This year, with the return to the quarter grading system, and because of the success of the previous Quests, teachers developed about 30 different week-long Viking Voyage lesson plans for students to sign up for this fall. Many involved collaborations with the Oxford Hills Technical School and the community at large.
“Most of the voyages had a community involvement piece and over one hundred students participated in voyages that were connected to Oxford Hills Technical School,” said Principal Paul Bickford this week.
For example, Oxford Hills Technical School Advanced Communications third-year students helped teach a middle school class editing with iMovie; Building Trades II & III students helped another group of students with the construction of eight dog houses that were donated to the Responsible Pet Care shelter’s thrift store in Norway; Graphic Design II & III students helped put the final touches on magazine covers and spreads for students in another class.
In addition to the collaboration with the technical school students, other middle school students were able to work with members of the community.
Students in the Historical Paris Voyage, for example, went on a tour of local historical sights with Ben Conant, the curator of the Paris Historical Society.
In The Future Looks Bright Viking Voyage, students created iMovies highlighting the differences between the Oxford Hills Middle School facilities and the new Westbrook Middle School, showing that a new middle school could look like. During this Voyage, photographer Brewster Burns taught students about the importance of telling a story using videography and photography.
The Solar System Voyage learned about the scale of the solar system and created 3-D prints of the planets, and then posted them on the Viking trail, a public trail that runs between the middle school North campus and the Oxford Hills Comprehensive High School.
And in writing, teacher Jolene Twombly-Wiser’s class, explored local cemeteries and concentrated on Civil War veterans’ gravestones at one of the cemeteries.
“It was a hands-on experiential learning/project which lasted the entire week-it was awesome. My Viking Voyage was called Talking With the Dead: Exploring Local Cemeteries,” she said.

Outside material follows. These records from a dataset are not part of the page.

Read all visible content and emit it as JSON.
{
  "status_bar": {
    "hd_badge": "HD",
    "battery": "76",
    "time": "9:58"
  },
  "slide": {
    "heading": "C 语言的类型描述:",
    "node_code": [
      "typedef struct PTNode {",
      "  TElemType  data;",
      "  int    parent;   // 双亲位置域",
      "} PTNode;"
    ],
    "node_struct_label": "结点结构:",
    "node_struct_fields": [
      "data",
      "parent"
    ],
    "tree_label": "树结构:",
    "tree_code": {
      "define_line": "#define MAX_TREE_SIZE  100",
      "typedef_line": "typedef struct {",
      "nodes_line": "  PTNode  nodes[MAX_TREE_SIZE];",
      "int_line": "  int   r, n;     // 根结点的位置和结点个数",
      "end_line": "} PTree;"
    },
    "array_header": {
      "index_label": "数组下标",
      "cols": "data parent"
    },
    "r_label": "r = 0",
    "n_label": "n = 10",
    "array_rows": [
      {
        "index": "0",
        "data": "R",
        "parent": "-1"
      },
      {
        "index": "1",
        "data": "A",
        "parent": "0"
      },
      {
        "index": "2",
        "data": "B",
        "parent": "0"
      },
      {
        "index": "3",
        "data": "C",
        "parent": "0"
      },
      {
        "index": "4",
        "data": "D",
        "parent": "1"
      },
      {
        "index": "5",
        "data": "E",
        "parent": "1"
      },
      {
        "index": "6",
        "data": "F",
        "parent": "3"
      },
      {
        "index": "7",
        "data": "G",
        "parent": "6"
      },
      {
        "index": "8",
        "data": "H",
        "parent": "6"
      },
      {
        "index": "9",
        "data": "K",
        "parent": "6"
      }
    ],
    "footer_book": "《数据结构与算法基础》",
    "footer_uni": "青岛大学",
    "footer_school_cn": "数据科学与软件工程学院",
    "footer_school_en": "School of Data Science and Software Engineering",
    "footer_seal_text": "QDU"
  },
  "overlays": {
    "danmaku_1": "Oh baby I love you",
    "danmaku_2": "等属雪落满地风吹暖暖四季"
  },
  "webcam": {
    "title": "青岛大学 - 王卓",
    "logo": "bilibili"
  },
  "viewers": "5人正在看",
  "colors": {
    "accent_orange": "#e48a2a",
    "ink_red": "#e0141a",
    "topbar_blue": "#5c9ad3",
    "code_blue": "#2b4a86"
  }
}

The students in Twombly-Wiser’s class visited three local cemeteries in Norway and Paris, meeting with local artist Aranka Matolcsy who toured the Riverside Cemetery in Paris with the students; the Frost Hill Cemetery with Rev. Fayre Stephenson and the Norway Pine Grove Cemetery with Stuart Goodwin.

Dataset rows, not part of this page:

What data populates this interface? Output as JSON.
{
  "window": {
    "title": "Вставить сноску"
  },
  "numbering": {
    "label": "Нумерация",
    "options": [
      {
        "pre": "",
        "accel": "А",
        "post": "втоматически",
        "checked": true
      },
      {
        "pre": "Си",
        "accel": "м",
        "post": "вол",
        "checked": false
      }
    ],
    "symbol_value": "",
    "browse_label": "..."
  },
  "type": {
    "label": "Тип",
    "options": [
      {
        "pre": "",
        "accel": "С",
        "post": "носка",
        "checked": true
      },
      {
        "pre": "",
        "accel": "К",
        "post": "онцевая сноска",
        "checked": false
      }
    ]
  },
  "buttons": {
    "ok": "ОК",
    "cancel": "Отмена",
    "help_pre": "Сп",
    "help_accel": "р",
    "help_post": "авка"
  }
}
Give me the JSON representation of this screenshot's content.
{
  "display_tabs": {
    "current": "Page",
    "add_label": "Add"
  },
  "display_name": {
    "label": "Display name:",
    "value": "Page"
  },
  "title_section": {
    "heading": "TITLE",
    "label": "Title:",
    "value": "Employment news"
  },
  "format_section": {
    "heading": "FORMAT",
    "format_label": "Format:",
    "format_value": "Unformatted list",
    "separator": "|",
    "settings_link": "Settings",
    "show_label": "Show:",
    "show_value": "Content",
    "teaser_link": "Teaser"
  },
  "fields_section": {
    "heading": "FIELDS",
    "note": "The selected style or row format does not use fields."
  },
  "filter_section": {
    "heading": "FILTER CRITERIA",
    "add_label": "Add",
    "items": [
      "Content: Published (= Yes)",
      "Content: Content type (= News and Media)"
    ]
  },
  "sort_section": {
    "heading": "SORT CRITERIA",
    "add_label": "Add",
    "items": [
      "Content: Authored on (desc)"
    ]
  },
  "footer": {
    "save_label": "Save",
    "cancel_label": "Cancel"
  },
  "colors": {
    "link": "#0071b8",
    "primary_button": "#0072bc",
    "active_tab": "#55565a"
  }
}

The students learned about the art/symbolism on the stones and about the notable people buried in the cemeteries, said Twombley-Wiser.
Additionally, each student was assigned a Civil War soldier buired at Riverside Cemetery to research, she said. The students also cleaned a veteran’s memorial and picked up trash as a service project.

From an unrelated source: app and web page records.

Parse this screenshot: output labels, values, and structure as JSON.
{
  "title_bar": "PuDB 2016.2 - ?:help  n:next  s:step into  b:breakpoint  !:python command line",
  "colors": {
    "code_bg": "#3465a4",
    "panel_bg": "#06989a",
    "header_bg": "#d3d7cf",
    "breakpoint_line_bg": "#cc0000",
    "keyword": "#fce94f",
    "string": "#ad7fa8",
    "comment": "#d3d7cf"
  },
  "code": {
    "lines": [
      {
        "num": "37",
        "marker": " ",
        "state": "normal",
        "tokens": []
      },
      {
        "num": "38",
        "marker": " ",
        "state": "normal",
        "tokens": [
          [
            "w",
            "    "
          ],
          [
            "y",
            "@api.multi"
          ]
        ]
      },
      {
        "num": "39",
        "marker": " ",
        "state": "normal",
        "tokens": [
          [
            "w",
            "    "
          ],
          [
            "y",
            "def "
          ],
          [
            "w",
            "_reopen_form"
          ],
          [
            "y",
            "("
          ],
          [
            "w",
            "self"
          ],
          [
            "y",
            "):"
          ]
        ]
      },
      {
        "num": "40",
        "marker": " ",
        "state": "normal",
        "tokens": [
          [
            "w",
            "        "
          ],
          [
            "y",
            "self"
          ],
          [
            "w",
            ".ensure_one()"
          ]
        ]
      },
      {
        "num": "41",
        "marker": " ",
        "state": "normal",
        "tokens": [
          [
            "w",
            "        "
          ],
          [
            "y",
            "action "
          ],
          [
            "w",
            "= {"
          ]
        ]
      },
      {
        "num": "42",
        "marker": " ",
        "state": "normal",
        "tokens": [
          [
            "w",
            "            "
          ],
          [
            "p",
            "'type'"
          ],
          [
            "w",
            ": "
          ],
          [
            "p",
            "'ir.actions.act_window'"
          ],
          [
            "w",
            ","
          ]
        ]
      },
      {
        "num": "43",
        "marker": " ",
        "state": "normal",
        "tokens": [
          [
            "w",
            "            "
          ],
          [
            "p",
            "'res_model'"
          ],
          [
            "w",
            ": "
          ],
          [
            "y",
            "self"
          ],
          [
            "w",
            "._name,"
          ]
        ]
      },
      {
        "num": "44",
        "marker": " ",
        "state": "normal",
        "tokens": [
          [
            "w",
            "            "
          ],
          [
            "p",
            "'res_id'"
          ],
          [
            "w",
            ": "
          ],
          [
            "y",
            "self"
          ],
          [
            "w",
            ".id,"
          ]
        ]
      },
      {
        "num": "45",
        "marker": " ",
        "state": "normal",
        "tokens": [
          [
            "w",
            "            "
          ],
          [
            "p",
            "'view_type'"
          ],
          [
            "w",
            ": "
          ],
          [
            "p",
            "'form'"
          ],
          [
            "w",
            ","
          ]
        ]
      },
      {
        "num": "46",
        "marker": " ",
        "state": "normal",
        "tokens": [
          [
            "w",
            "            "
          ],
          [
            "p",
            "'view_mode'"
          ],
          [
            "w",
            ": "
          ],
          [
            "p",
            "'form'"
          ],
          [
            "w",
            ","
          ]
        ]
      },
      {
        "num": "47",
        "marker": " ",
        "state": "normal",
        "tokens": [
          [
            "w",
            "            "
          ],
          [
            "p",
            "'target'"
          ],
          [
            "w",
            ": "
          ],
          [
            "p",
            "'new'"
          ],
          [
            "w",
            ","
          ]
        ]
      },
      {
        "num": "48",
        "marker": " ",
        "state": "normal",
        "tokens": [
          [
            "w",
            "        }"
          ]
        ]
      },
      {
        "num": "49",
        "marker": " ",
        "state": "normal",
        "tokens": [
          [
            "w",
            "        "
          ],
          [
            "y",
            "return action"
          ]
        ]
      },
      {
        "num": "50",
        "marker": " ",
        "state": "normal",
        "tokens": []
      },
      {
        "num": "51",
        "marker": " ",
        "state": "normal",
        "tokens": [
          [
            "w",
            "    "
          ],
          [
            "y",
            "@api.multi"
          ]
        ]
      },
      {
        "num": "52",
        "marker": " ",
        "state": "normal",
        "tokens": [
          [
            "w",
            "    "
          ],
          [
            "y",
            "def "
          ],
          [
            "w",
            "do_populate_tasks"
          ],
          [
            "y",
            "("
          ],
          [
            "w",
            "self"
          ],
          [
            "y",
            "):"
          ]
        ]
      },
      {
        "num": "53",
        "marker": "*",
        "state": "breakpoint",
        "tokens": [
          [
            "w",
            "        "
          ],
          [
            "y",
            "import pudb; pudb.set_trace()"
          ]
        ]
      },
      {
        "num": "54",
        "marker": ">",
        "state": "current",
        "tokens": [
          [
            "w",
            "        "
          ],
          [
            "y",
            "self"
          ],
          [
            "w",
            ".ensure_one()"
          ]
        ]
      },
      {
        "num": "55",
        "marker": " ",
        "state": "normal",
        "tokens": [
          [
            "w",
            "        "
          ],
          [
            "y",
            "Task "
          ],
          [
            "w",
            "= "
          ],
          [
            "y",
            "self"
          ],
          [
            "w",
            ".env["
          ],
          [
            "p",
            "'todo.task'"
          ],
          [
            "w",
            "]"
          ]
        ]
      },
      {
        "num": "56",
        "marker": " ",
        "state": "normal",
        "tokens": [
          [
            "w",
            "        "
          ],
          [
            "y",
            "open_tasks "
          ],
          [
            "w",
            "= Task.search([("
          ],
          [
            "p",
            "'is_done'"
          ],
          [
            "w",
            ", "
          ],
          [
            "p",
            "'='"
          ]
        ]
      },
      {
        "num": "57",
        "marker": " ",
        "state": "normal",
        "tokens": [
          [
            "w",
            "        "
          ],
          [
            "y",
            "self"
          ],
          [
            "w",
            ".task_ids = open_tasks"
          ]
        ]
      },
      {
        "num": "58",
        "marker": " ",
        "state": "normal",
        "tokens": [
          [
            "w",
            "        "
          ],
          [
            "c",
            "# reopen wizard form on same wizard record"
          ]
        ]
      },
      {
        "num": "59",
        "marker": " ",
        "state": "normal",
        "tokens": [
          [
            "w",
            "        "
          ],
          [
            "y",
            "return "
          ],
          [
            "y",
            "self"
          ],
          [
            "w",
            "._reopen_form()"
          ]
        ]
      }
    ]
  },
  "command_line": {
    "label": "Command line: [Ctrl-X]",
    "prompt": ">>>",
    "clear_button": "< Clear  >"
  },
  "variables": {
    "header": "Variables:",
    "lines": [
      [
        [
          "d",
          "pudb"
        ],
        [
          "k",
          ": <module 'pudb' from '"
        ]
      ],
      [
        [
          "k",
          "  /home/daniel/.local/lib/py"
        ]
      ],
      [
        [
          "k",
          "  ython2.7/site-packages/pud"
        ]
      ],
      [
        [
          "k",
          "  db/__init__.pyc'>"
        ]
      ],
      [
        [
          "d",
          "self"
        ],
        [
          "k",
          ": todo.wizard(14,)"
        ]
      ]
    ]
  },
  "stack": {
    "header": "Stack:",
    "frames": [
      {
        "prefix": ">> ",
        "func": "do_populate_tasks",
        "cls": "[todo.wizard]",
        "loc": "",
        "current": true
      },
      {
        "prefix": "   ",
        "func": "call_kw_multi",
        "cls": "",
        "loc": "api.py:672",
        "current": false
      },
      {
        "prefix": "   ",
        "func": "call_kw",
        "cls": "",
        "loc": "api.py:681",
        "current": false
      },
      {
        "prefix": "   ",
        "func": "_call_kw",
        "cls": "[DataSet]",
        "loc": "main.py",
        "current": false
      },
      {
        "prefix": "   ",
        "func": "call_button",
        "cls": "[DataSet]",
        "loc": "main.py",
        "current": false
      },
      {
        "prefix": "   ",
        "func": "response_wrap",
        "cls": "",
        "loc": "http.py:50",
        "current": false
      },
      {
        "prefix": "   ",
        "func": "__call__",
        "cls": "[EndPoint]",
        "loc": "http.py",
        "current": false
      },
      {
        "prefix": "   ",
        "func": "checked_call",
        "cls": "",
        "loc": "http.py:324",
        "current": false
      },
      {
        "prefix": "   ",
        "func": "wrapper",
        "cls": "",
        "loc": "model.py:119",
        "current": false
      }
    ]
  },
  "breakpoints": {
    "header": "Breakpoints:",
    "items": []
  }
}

“During the project I learned not just about my Civil War soldier, but also about the lifestyle of most soldiers,” said student Hazel Colby who studied along with classmate Tori Luz studied Cicil War Captain Albion A. Hersey.
Colby said they learned Hersey was discharged on Dec. 21, 1862 due to a diability and married a year later.
Colby said the hands-on experience of seeing Albion’s gravestone was beneficial in her research.
“What helped me understand more about the Civil War soldiers that we researched was going to the cemeteries and being able to have hands-on learning.”
Calling the research “really intriguing, Colby said she also learned what local life was like around the Civil War era.
“I loved to have an opportunity like that and I’m glad I learned what I learned and hope to keep that information with me as long as possible,” she said.
The Viking Voyages are expected to be repeated again this spring.